#### [Data to process]
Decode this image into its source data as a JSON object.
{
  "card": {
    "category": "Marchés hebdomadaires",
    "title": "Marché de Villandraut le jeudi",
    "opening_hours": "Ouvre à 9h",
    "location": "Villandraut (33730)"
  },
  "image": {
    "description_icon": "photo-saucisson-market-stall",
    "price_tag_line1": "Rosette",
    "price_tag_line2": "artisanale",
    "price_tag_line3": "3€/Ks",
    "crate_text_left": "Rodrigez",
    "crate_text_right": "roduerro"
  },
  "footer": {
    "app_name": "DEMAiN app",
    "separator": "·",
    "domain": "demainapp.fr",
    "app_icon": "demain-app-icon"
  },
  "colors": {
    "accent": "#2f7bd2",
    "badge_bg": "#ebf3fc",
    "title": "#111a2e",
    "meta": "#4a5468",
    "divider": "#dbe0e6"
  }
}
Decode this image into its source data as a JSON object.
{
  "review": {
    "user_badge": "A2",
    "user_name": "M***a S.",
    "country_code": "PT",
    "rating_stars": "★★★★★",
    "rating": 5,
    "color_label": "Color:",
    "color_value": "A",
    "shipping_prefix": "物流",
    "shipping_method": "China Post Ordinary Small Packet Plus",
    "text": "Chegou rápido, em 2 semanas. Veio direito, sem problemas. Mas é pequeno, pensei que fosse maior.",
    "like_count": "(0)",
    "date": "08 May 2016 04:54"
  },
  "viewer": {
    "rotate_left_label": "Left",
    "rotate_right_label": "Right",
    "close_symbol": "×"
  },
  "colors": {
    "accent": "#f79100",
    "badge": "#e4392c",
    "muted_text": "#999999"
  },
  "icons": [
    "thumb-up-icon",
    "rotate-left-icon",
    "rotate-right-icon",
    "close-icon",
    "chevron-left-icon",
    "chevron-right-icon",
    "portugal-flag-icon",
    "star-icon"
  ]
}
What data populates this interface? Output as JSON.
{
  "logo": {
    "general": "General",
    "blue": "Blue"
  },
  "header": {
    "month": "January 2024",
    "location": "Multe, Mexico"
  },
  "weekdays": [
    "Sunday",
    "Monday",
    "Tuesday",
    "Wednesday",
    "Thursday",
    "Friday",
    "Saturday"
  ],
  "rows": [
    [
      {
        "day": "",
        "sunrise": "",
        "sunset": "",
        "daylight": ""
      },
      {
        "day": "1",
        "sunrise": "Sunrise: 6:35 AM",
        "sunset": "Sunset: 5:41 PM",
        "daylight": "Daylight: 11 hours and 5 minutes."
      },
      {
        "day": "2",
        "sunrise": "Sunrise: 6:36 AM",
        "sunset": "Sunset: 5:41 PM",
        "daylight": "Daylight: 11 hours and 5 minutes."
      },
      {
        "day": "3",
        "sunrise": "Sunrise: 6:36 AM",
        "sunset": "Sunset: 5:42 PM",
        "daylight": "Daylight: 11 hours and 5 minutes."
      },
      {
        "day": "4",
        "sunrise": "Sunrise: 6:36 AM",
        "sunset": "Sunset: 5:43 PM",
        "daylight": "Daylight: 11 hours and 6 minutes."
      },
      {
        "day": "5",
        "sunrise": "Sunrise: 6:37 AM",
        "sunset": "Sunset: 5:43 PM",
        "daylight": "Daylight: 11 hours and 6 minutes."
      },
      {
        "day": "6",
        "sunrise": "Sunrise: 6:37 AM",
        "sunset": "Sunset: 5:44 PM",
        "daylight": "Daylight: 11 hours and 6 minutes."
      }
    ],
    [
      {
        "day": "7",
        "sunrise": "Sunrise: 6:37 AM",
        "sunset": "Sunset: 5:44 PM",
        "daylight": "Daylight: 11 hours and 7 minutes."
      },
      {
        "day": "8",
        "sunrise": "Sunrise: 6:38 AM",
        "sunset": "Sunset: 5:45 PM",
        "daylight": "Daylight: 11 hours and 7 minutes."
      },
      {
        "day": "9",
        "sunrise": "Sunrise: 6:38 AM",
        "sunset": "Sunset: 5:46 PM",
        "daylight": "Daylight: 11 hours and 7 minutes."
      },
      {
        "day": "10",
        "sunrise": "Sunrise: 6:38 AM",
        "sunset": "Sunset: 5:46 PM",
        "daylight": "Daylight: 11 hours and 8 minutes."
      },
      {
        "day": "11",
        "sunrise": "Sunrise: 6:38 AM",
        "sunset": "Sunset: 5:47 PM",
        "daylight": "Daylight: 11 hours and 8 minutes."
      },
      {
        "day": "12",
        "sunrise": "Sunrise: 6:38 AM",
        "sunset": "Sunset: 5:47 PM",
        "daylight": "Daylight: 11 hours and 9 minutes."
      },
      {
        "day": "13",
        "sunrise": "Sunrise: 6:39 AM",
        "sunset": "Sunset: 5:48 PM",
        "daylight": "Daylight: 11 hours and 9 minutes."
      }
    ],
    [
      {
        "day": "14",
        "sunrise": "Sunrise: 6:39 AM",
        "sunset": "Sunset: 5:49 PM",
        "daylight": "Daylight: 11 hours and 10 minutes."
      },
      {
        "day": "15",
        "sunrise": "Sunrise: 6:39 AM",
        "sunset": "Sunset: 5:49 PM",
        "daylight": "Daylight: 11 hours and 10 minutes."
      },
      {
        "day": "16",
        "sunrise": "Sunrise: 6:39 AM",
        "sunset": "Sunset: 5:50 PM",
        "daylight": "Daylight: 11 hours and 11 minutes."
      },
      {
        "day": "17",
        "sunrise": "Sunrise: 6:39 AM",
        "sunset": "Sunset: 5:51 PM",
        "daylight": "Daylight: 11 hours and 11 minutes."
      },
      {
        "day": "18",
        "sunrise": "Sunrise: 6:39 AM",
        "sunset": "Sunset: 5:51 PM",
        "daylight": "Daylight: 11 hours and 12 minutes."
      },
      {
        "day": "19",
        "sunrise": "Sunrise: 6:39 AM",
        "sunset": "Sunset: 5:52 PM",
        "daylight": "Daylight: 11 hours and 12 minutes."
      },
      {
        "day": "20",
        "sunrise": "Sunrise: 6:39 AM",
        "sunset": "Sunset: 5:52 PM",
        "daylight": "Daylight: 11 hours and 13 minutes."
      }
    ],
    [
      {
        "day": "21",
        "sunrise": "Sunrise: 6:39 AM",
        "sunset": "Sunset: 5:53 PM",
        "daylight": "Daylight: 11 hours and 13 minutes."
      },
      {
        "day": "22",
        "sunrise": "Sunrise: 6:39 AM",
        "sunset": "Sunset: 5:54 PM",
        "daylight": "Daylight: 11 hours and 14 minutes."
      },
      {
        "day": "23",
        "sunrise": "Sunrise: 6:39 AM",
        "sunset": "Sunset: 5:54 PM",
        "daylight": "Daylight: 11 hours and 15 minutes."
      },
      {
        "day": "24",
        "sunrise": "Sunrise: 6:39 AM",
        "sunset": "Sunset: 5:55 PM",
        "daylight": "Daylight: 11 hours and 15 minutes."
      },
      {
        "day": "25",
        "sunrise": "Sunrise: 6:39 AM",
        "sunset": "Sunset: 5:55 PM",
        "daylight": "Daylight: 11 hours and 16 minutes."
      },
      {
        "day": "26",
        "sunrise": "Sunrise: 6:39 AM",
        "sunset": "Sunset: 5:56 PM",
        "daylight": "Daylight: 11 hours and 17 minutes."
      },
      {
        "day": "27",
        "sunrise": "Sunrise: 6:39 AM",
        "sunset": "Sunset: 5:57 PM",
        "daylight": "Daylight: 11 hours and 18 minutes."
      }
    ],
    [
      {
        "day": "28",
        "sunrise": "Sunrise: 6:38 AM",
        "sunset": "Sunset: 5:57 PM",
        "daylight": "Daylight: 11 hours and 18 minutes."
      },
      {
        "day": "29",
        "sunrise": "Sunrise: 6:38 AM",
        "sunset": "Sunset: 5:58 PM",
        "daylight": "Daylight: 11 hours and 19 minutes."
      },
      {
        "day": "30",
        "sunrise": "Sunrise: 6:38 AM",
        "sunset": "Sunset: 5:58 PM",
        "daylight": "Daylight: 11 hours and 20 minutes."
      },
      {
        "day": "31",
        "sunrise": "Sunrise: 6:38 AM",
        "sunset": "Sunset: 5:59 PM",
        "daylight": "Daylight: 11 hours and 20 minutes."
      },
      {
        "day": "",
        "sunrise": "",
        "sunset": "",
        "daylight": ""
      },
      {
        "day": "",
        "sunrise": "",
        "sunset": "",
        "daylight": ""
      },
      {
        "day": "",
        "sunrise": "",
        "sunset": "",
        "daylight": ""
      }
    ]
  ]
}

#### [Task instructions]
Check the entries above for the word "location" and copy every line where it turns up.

#### [Response to this exercise]
    "location": "Villandraut (33730)"
    "location": "Multe, Mexico"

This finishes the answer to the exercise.